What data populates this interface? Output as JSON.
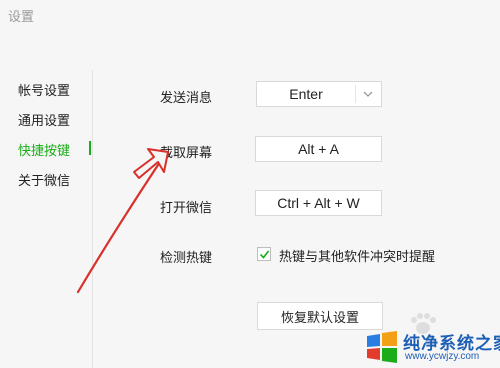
{
  "window": {
    "title": "设置"
  },
  "sidebar": {
    "items": [
      {
        "label": "帐号设置",
        "active": false
      },
      {
        "label": "通用设置",
        "active": false
      },
      {
        "label": "快捷按键",
        "active": true
      },
      {
        "label": "关于微信",
        "active": false
      }
    ]
  },
  "shortcuts": {
    "send": {
      "label": "发送消息",
      "value": "Enter",
      "icon": "chevron-down-icon"
    },
    "screenshot": {
      "label": "截取屏幕",
      "value": "Alt + A"
    },
    "open": {
      "label": "打开微信",
      "value": "Ctrl + Alt + W"
    },
    "hotkey_detect": {
      "label": "检测热键",
      "checkbox_label": "热键与其他软件冲突时提醒",
      "checked": true
    },
    "reset_label": "恢复默认设置"
  },
  "colors": {
    "accent": "#1aad19",
    "annotation": "#d9302a",
    "watermark": "#1d5fb4"
  },
  "watermark": {
    "title": "纯净系统之家",
    "url": "www.ycwjzy.com"
  }
}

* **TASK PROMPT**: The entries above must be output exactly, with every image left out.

* **RESULT**:
What data populates this interface? Output as JSON.
{
  "window": {
    "title": "设置"
  },
  "sidebar": {
    "items": [
      {
        "label": "帐号设置",
        "active": false
      },
      {
        "label": "通用设置",
        "active": false
      },
      {
        "label": "快捷按键",
        "active": true
      },
      {
        "label": "关于微信",
        "active": false
      }
    ]
  },
  "shortcuts": {
    "send": {
      "label": "发送消息",
      "value": "Enter",
      "icon": "chevron-down-icon"
    },
    "screenshot": {
      "label": "截取屏幕",
      "value": "Alt + A"
    },
    "open": {
      "label": "打开微信",
      "value": "Ctrl + Alt + W"
    },
    "hotkey_detect": {
      "label": "检测热键",
      "checkbox_label": "热键与其他软件冲突时提醒",
      "checked": true
    },
    "reset_label": "恢复默认设置"
  },
  "colors": {
    "accent": "#1aad19",
    "annotation": "#d9302a",
    "watermark": "#1d5fb4"
  },
  "watermark": {
    "title": "纯净系统之家",
    "url": "www.ycwjzy.com"
  }
}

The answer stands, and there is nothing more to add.